*Instructions to follow*
Filter the data for "gradient" and copy matching lines.
[Opening Provided data section]
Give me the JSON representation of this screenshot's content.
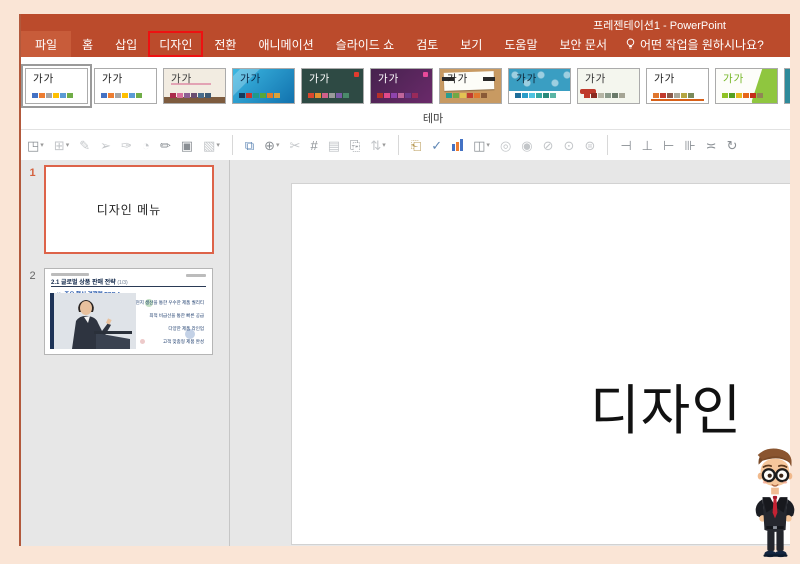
{
  "window": {
    "title": "프레젠테이션1  -  PowerPoint"
  },
  "tabs": {
    "items": [
      "파일",
      "홈",
      "삽입",
      "디자인",
      "전환",
      "애니메이션",
      "슬라이드 쇼",
      "검토",
      "보기",
      "도움말",
      "보안 문서"
    ],
    "active": "디자인",
    "tell_me": "어떤 작업을 원하시나요?"
  },
  "colors": {
    "titlebar": "#bb4b2c",
    "file_tab": "#c85c3a",
    "page_background": "#fae5d6",
    "highlight_box": "#ee1111",
    "selected_slide_border": "#dd6349"
  },
  "ribbon": {
    "group_label": "테마",
    "theme_sample_text": "가가",
    "themes": [
      {
        "name": "theme-office-white-1",
        "selected": true,
        "bg": "#ffffff",
        "text": "#222222",
        "deco": "none",
        "swatches": [
          "#4472c4",
          "#ed7d31",
          "#a5a5a5",
          "#ffc000",
          "#5b9bd5",
          "#70ad47"
        ]
      },
      {
        "name": "theme-office-white-2",
        "selected": false,
        "bg": "#ffffff",
        "text": "#222222",
        "deco": "none",
        "swatches": [
          "#4472c4",
          "#ed7d31",
          "#a5a5a5",
          "#ffc000",
          "#5b9bd5",
          "#70ad47"
        ]
      },
      {
        "name": "theme-gallery-paper",
        "selected": false,
        "bg": "#f2ece1",
        "text": "#3a3a3a",
        "deco": "underline-bottombar",
        "deco_colors": [
          "#e3a3b4",
          "#7d5b3e"
        ],
        "swatches": [
          "#ab2b4a",
          "#d86f9c",
          "#8e5f94",
          "#6b4e71",
          "#4a6d8c",
          "#3e5a74"
        ]
      },
      {
        "name": "theme-slice-blue",
        "selected": false,
        "bg": "linear-gradient(135deg,#3cb8e2,#1272ae)",
        "text": "#0b2948",
        "deco": "diag",
        "swatches": [
          "#153a5e",
          "#c6372e",
          "#1f9a8a",
          "#57a639",
          "#e07b28",
          "#d8a13a"
        ]
      },
      {
        "name": "theme-dark-teal",
        "selected": false,
        "bg": "#2e4a44",
        "text": "#ffffff",
        "deco": "dot-tr",
        "deco_colors": [
          "#e23b2e"
        ],
        "swatches": [
          "#d9472e",
          "#e2902e",
          "#d0608a",
          "#9a9a9a",
          "#7a5ba6",
          "#4a8a6a"
        ]
      },
      {
        "name": "theme-ion-purple",
        "selected": false,
        "bg": "linear-gradient(135deg,#46224e,#6a2a6a)",
        "text": "#ffffff",
        "deco": "dot-tr",
        "deco_colors": [
          "#e84a9a"
        ],
        "swatches": [
          "#b5302a",
          "#e2498a",
          "#8e44ad",
          "#c0659a",
          "#6a3a8a",
          "#9a2a5a"
        ]
      },
      {
        "name": "theme-wood-type",
        "selected": false,
        "bg": "#c89a62",
        "text": "#222222",
        "deco": "paper-tape",
        "swatches": [
          "#2a9d8f",
          "#70a845",
          "#e3c353",
          "#c23b2e",
          "#e0762e",
          "#8a5a36"
        ]
      },
      {
        "name": "theme-integral-pattern",
        "selected": false,
        "bg": "#3a9ec2",
        "text": "#10283a",
        "deco": "pattern-whitestrip",
        "swatches": [
          "#1f6f9a",
          "#2a9dc9",
          "#4ec3e0",
          "#35a8a0",
          "#2a8a7a",
          "#5ab5a5"
        ]
      },
      {
        "name": "theme-light-brush",
        "selected": false,
        "bg": "#f4f6ee",
        "text": "#333333",
        "deco": "brush",
        "deco_colors": [
          "#bf3a2b"
        ],
        "swatches": [
          "#bf3a2b",
          "#8a2a20",
          "#b5b5a5",
          "#8a9a8a",
          "#6a7a6a",
          "#a5a595"
        ]
      },
      {
        "name": "theme-white-orange",
        "selected": false,
        "bg": "#ffffff",
        "text": "#222222",
        "deco": "orangeline",
        "deco_colors": [
          "#d86018"
        ],
        "swatches": [
          "#e0762e",
          "#c23b2e",
          "#8a5a4a",
          "#aaa89a",
          "#b5a642",
          "#7a8a5a"
        ]
      },
      {
        "name": "theme-facet-green",
        "selected": false,
        "bg": "#fdfdfa",
        "text": "#76b729",
        "deco": "chevron",
        "deco_colors": [
          "#8fc63f",
          "#5a8a1e"
        ],
        "swatches": [
          "#90c226",
          "#54a021",
          "#e6b91e",
          "#e76618",
          "#c42f1a",
          "#918655"
        ]
      },
      {
        "name": "theme-teal-partial",
        "selected": false,
        "bg": "#2e8a9a",
        "text": "#ffffff",
        "deco": "none",
        "swatches": [
          "#1f6f7a",
          "#2a9aaa",
          "#4ebfcf",
          "#35a8a0",
          "#2a8a7a",
          "#5ab5a5"
        ]
      }
    ]
  },
  "toolbar": {
    "icons": [
      {
        "name": "shape-select-icon",
        "glyph": "◳",
        "caret": true,
        "tone": "normal"
      },
      {
        "name": "marquee-select-icon",
        "glyph": "⊞",
        "caret": true,
        "tone": "faint"
      },
      {
        "name": "highlighter-icon",
        "glyph": "✎",
        "caret": false,
        "tone": "faint"
      },
      {
        "name": "pointer-arrow-icon",
        "glyph": "➢",
        "caret": false,
        "tone": "faint"
      },
      {
        "name": "brush-icon",
        "glyph": "✑",
        "caret": false,
        "tone": "faint"
      },
      {
        "name": "pie-chart-icon",
        "glyph": "◔",
        "caret": false,
        "tone": "faint"
      },
      {
        "name": "pencil-icon",
        "glyph": "✏",
        "caret": false,
        "tone": "normal"
      },
      {
        "name": "picture-frame-icon",
        "glyph": "▣",
        "caret": false,
        "tone": "normal"
      },
      {
        "name": "shape-style-icon",
        "glyph": "▧",
        "caret": true,
        "tone": "faint"
      },
      {
        "name": "separator",
        "glyph": "",
        "caret": false,
        "tone": "sep"
      },
      {
        "name": "slide-monitor-icon",
        "glyph": "⧉",
        "caret": false,
        "tone": "blue"
      },
      {
        "name": "camera-add-icon",
        "glyph": "⊕",
        "caret": true,
        "tone": "normal"
      },
      {
        "name": "crop-percent-icon",
        "glyph": "✂",
        "caret": false,
        "tone": "faint"
      },
      {
        "name": "crop-hash-icon",
        "glyph": "#",
        "caret": false,
        "tone": "normal"
      },
      {
        "name": "picture-icon",
        "glyph": "▤",
        "caret": false,
        "tone": "faint"
      },
      {
        "name": "duplicate-icon",
        "glyph": "⎘",
        "caret": false,
        "tone": "normal"
      },
      {
        "name": "tilt-text-icon",
        "glyph": "⇅",
        "caret": true,
        "tone": "faint"
      },
      {
        "name": "separator",
        "glyph": "",
        "caret": false,
        "tone": "sep"
      },
      {
        "name": "clipboard-paste-icon",
        "glyph": "⎗",
        "caret": false,
        "tone": "tan"
      },
      {
        "name": "approve-icon",
        "glyph": "✓",
        "caret": false,
        "tone": "blue"
      },
      {
        "name": "column-chart-icon",
        "glyph": "",
        "caret": false,
        "tone": "chart"
      },
      {
        "name": "table-draw-icon",
        "glyph": "◫",
        "caret": true,
        "tone": "normal"
      },
      {
        "name": "merge-union-icon",
        "glyph": "◎",
        "caret": false,
        "tone": "faint"
      },
      {
        "name": "merge-combine-icon",
        "glyph": "◉",
        "caret": false,
        "tone": "faint"
      },
      {
        "name": "merge-fragment-icon",
        "glyph": "⊘",
        "caret": false,
        "tone": "faint"
      },
      {
        "name": "merge-intersect-icon",
        "glyph": "⊙",
        "caret": false,
        "tone": "faint"
      },
      {
        "name": "merge-subtract-icon",
        "glyph": "⊜",
        "caret": false,
        "tone": "faint"
      },
      {
        "name": "separator",
        "glyph": "",
        "caret": false,
        "tone": "sep"
      },
      {
        "name": "align-left-icon",
        "glyph": "⊣",
        "caret": false,
        "tone": "normal"
      },
      {
        "name": "align-bottom-icon",
        "glyph": "⊥",
        "caret": false,
        "tone": "normal"
      },
      {
        "name": "align-right-icon",
        "glyph": "⊢",
        "caret": false,
        "tone": "normal"
      },
      {
        "name": "distribute-icon",
        "glyph": "⊪",
        "caret": false,
        "tone": "normal"
      },
      {
        "name": "align-middle-icon",
        "glyph": "≍",
        "caret": false,
        "tone": "normal"
      },
      {
        "name": "rotate-icon",
        "glyph": "↻",
        "caret": false,
        "tone": "normal"
      }
    ],
    "chart_icon_bar_colors": [
      "#4472c4",
      "#ed7d31",
      "#4472c4"
    ]
  },
  "slide_panel": {
    "slide1": {
      "number": "1",
      "title": "디자인 메뉴",
      "selected": true
    },
    "slide2": {
      "number": "2",
      "header_title": "2.1 글로벌 상품 판매 전략",
      "header_suffix": "(1/3)",
      "subtitle": "≫ 주요 핵심 경쟁력 TOP 4",
      "bullets": [
        "현지 생산을 통한 우수한 제품 퀄리티",
        "최적 비급선을 통한 빠른 공급",
        "다양한 제품 라인업",
        "고객 맞춤형 제품 완성"
      ]
    }
  },
  "canvas": {
    "slide_title": "디자인"
  }
}
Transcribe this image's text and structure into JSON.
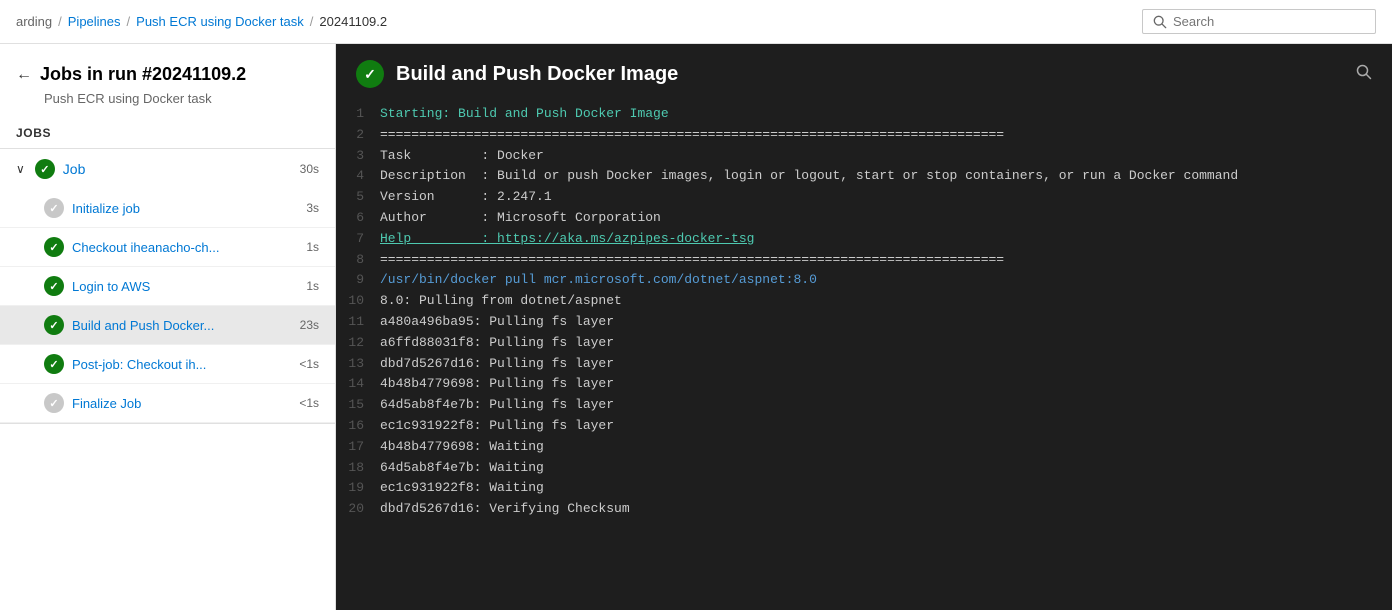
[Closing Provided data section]
*Response to the task*
        "bg": "linear-gradient(135deg,#3cb8e2,#1272ae)",
        "bg": "linear-gradient(135deg,#46224e,#6a2a6a)",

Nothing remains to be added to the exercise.